» **Exercise directions**: Where the word "What" occurs in a line of the data, return the whole line.

[Dataset rows for apps and sites]

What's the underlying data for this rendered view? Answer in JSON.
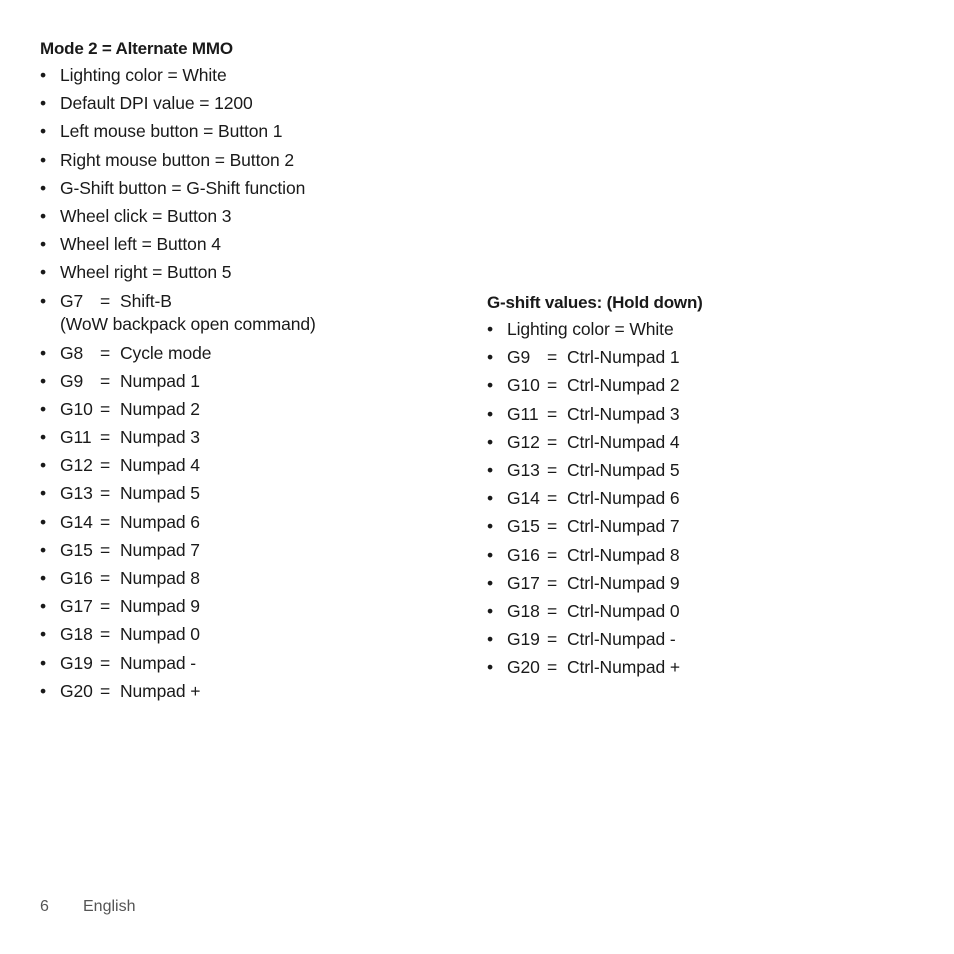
{
  "left_section": {
    "heading": "Mode 2 = Alternate MMO",
    "plain_items": [
      "Lighting color = White",
      "Default DPI value = 1200",
      "Left mouse button = Button 1",
      "Right mouse button = Button 2",
      "G-Shift button = G-Shift function",
      "Wheel click = Button 3",
      "Wheel left = Button 4",
      "Wheel right = Button 5"
    ],
    "g7": {
      "key": "G7",
      "eq": "=",
      "value": "Shift-B",
      "note": "(WoW backpack open command)"
    },
    "key_items": [
      {
        "key": "G8",
        "eq": "=",
        "value": "Cycle mode"
      },
      {
        "key": "G9",
        "eq": "=",
        "value": "Numpad 1"
      },
      {
        "key": "G10",
        "eq": "=",
        "value": "Numpad 2"
      },
      {
        "key": "G11",
        "eq": "=",
        "value": "Numpad 3"
      },
      {
        "key": "G12",
        "eq": "=",
        "value": "Numpad 4"
      },
      {
        "key": "G13",
        "eq": "=",
        "value": "Numpad 5"
      },
      {
        "key": "G14",
        "eq": "=",
        "value": "Numpad 6"
      },
      {
        "key": "G15",
        "eq": "=",
        "value": "Numpad 7"
      },
      {
        "key": "G16",
        "eq": "=",
        "value": "Numpad 8"
      },
      {
        "key": "G17",
        "eq": "=",
        "value": "Numpad 9"
      },
      {
        "key": "G18",
        "eq": "=",
        "value": "Numpad 0"
      },
      {
        "key": "G19",
        "eq": "=",
        "value": "Numpad -"
      },
      {
        "key": "G20",
        "eq": "=",
        "value": "Numpad +"
      }
    ]
  },
  "right_section": {
    "heading": "G-shift values: (Hold down)",
    "plain_items": [
      "Lighting color = White"
    ],
    "key_items": [
      {
        "key": "G9",
        "eq": "=",
        "value": "Ctrl-Numpad 1"
      },
      {
        "key": "G10",
        "eq": "=",
        "value": "Ctrl-Numpad 2"
      },
      {
        "key": "G11",
        "eq": "=",
        "value": "Ctrl-Numpad 3"
      },
      {
        "key": "G12",
        "eq": "=",
        "value": "Ctrl-Numpad 4"
      },
      {
        "key": "G13",
        "eq": "=",
        "value": "Ctrl-Numpad 5"
      },
      {
        "key": "G14",
        "eq": "=",
        "value": "Ctrl-Numpad 6"
      },
      {
        "key": "G15",
        "eq": "=",
        "value": "Ctrl-Numpad 7"
      },
      {
        "key": "G16",
        "eq": "=",
        "value": "Ctrl-Numpad 8"
      },
      {
        "key": "G17",
        "eq": "=",
        "value": "Ctrl-Numpad 9"
      },
      {
        "key": "G18",
        "eq": "=",
        "value": "Ctrl-Numpad 0"
      },
      {
        "key": "G19",
        "eq": "=",
        "value": "Ctrl-Numpad -"
      },
      {
        "key": "G20",
        "eq": "=",
        "value": "Ctrl-Numpad +"
      }
    ]
  },
  "footer": {
    "page_number": "6",
    "language": "English"
  },
  "bullet_glyph": "•"
}
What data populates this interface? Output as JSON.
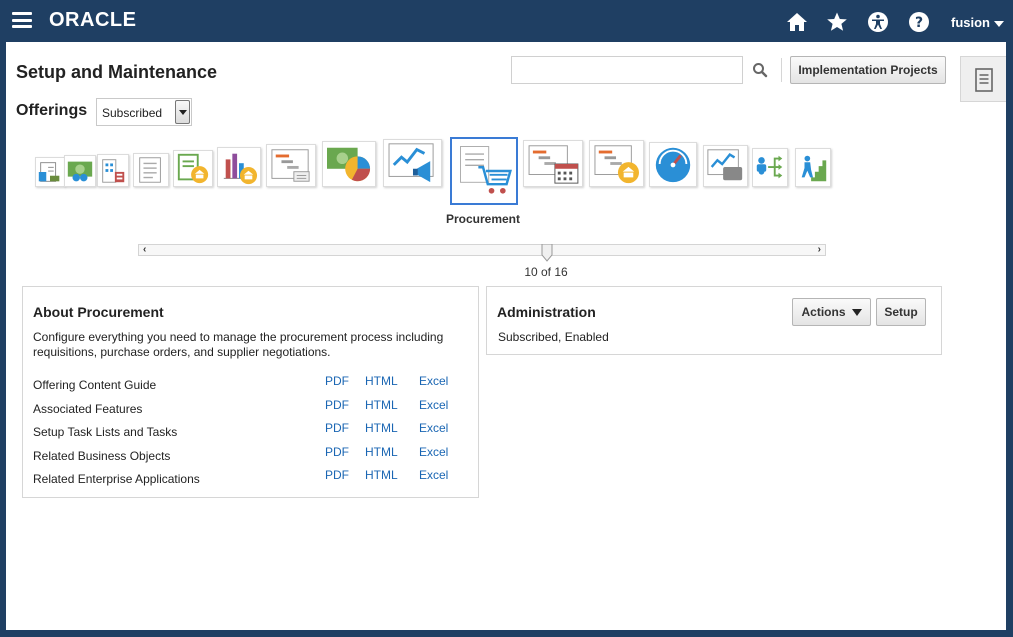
{
  "header": {
    "logo": "ORACLE",
    "user": "fusion",
    "icons": [
      "hamburger-icon",
      "home-icon",
      "star-icon",
      "accessibility-icon",
      "help-icon"
    ]
  },
  "page": {
    "title": "Setup and Maintenance",
    "search_value": "",
    "search_placeholder": "",
    "implementation_projects_label": "Implementation Projects"
  },
  "offerings": {
    "label": "Offerings",
    "selected": "Subscribed"
  },
  "carousel": {
    "selected_name": "Procurement",
    "current_index": 10,
    "total": 16,
    "position_text": "10 of 16",
    "tiles": [
      "financials-icon",
      "payroll-icon",
      "facilities-icon",
      "documents-icon",
      "banking-icon",
      "analytics-icon",
      "project-tasks-icon",
      "sales-chart-icon",
      "marketing-icon",
      "procurement-icon",
      "scheduling-icon",
      "banking-tasks-icon",
      "gauge-icon",
      "monitoring-icon",
      "workforce-icon",
      "career-icon"
    ]
  },
  "about": {
    "title": "About Procurement",
    "description": "Configure everything you need to manage the procurement process including requisitions, purchase orders, and supplier negotiations.",
    "rows": [
      {
        "label": "Offering Content Guide",
        "pdf": "PDF",
        "html": "HTML",
        "excel": "Excel"
      },
      {
        "label": "Associated Features",
        "pdf": "PDF",
        "html": "HTML",
        "excel": "Excel"
      },
      {
        "label": "Setup Task Lists and Tasks",
        "pdf": "PDF",
        "html": "HTML",
        "excel": "Excel"
      },
      {
        "label": "Related Business Objects",
        "pdf": "PDF",
        "html": "HTML",
        "excel": "Excel"
      },
      {
        "label": "Related Enterprise Applications",
        "pdf": "PDF",
        "html": "HTML",
        "excel": "Excel"
      }
    ]
  },
  "administration": {
    "title": "Administration",
    "status": "Subscribed, Enabled",
    "actions_label": "Actions",
    "setup_label": "Setup"
  },
  "colors": {
    "header_bg": "#1f3f63",
    "link": "#1a66b3",
    "selected_border": "#3a7bd5"
  }
}
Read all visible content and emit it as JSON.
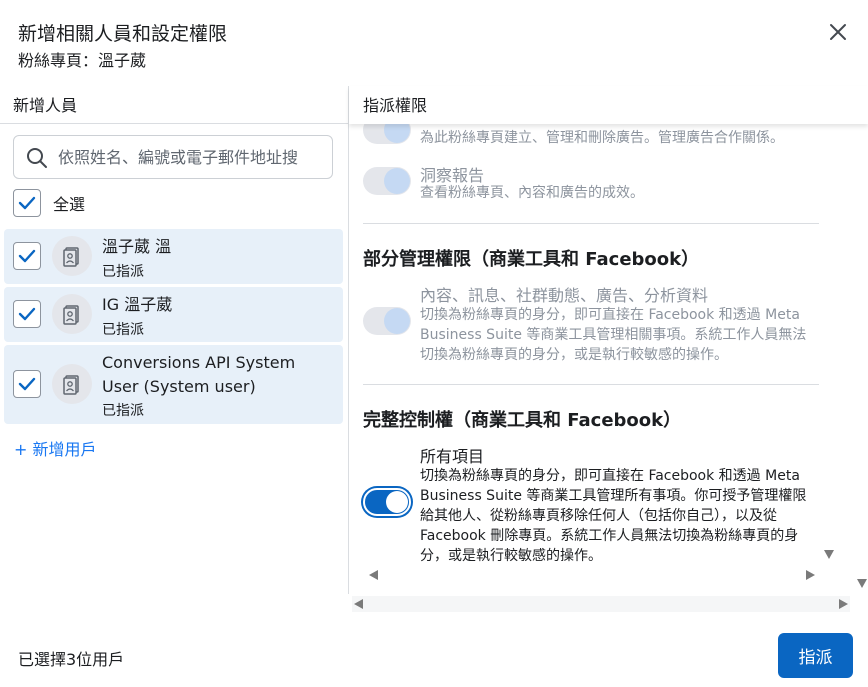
{
  "header": {
    "title": "新增相關人員和設定權限",
    "subtitle": "粉絲專頁：溫子葳"
  },
  "left": {
    "heading": "新增人員",
    "search": {
      "placeholder": "依照姓名、編號或電子郵件地址搜",
      "value": ""
    },
    "select_all_label": "全選",
    "users": [
      {
        "name": "溫子葳 溫",
        "status": "已指派",
        "checked": true
      },
      {
        "name": "IG 溫子葳",
        "status": "已指派",
        "checked": true
      },
      {
        "name": "Conversions API System User (System user)",
        "status": "已指派",
        "checked": true
      }
    ],
    "add_user_label": "+ 新增用戶"
  },
  "right": {
    "heading": "指派權限",
    "ads_desc": "為此粉絲專頁建立、管理和刪除廣告。管理廣告合作關係。",
    "insights_title": "洞察報告",
    "insights_desc": "查看粉絲專頁、內容和廣告的成效。",
    "partial_section": "部分管理權限（商業工具和 Facebook）",
    "partial_title": "內容、訊息、社群動態、廣告、分析資料",
    "partial_desc": "切換為粉絲專頁的身分，即可直接在 Facebook 和透過 Meta Business Suite 等商業工具管理相關事項。系統工作人員無法切換為粉絲專頁的身分，或是執行較敏感的操作。",
    "full_section": "完整控制權（商業工具和 Facebook）",
    "full_title": "所有項目",
    "full_desc": "切換為粉絲專頁的身分，即可直接在 Facebook 和透過 Meta Business Suite 等商業工具管理所有事項。你可授予管理權限給其他人、從粉絲專頁移除任何人（包括你自己），以及從 Facebook 刪除專頁。系統工作人員無法切換為粉絲專頁的身分，或是執行較敏感的操作。",
    "full_toggle_on": true
  },
  "footer": {
    "selected_text": "已選擇3位用戶",
    "assign_label": "指派"
  },
  "colors": {
    "primary": "#0a66c2",
    "selected_row": "#e7f0f9",
    "link": "#1877f2"
  }
}
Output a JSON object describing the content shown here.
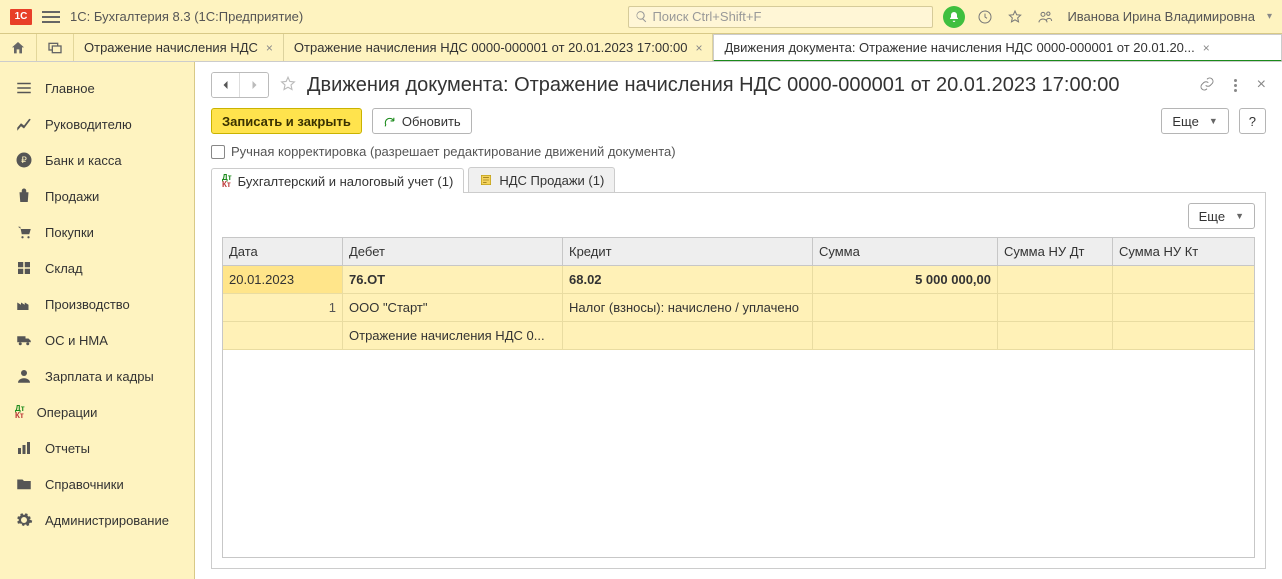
{
  "titlebar": {
    "app_title": "1С: Бухгалтерия 8.3  (1С:Предприятие)",
    "search_placeholder": "Поиск Ctrl+Shift+F",
    "username": "Иванова Ирина Владимировна"
  },
  "tabs": [
    {
      "label": "Отражение начисления НДС"
    },
    {
      "label": "Отражение начисления НДС 0000-000001 от 20.01.2023 17:00:00"
    },
    {
      "label": "Движения документа: Отражение начисления НДС 0000-000001 от 20.01.20..."
    }
  ],
  "sidebar": [
    {
      "key": "main",
      "label": "Главное"
    },
    {
      "key": "manager",
      "label": "Руководителю"
    },
    {
      "key": "bank",
      "label": "Банк и касса"
    },
    {
      "key": "sales",
      "label": "Продажи"
    },
    {
      "key": "purchases",
      "label": "Покупки"
    },
    {
      "key": "stock",
      "label": "Склад"
    },
    {
      "key": "production",
      "label": "Производство"
    },
    {
      "key": "os",
      "label": "ОС и НМА"
    },
    {
      "key": "payroll",
      "label": "Зарплата и кадры"
    },
    {
      "key": "operations",
      "label": "Операции"
    },
    {
      "key": "reports",
      "label": "Отчеты"
    },
    {
      "key": "refs",
      "label": "Справочники"
    },
    {
      "key": "admin",
      "label": "Администрирование"
    }
  ],
  "page": {
    "title": "Движения документа: Отражение начисления НДС 0000-000001 от 20.01.2023 17:00:00",
    "save_close": "Записать и закрыть",
    "refresh": "Обновить",
    "manual_label": "Ручная корректировка (разрешает редактирование движений документа)",
    "more": "Еще",
    "help": "?"
  },
  "inner_tabs": {
    "acct": "Бухгалтерский и налоговый учет (1)",
    "vat": "НДС Продажи (1)"
  },
  "grid": {
    "headers": {
      "date": "Дата",
      "debit": "Дебет",
      "credit": "Кредит",
      "sum": "Сумма",
      "nd": "Сумма НУ Дт",
      "nk": "Сумма НУ Кт"
    },
    "row1": {
      "date": "20.01.2023",
      "debit": "76.ОТ",
      "credit": "68.02",
      "sum": "5 000 000,00"
    },
    "row2": {
      "num": "1",
      "debit": "ООО \"Старт\"",
      "credit": "Налог (взносы): начислено / уплачено"
    },
    "row3": {
      "debit": "Отражение начисления НДС 0..."
    }
  }
}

» **Finished task**:
What's the underlying data for this rendered view? Answer in JSON.
What data populates this interface? Output as JSON.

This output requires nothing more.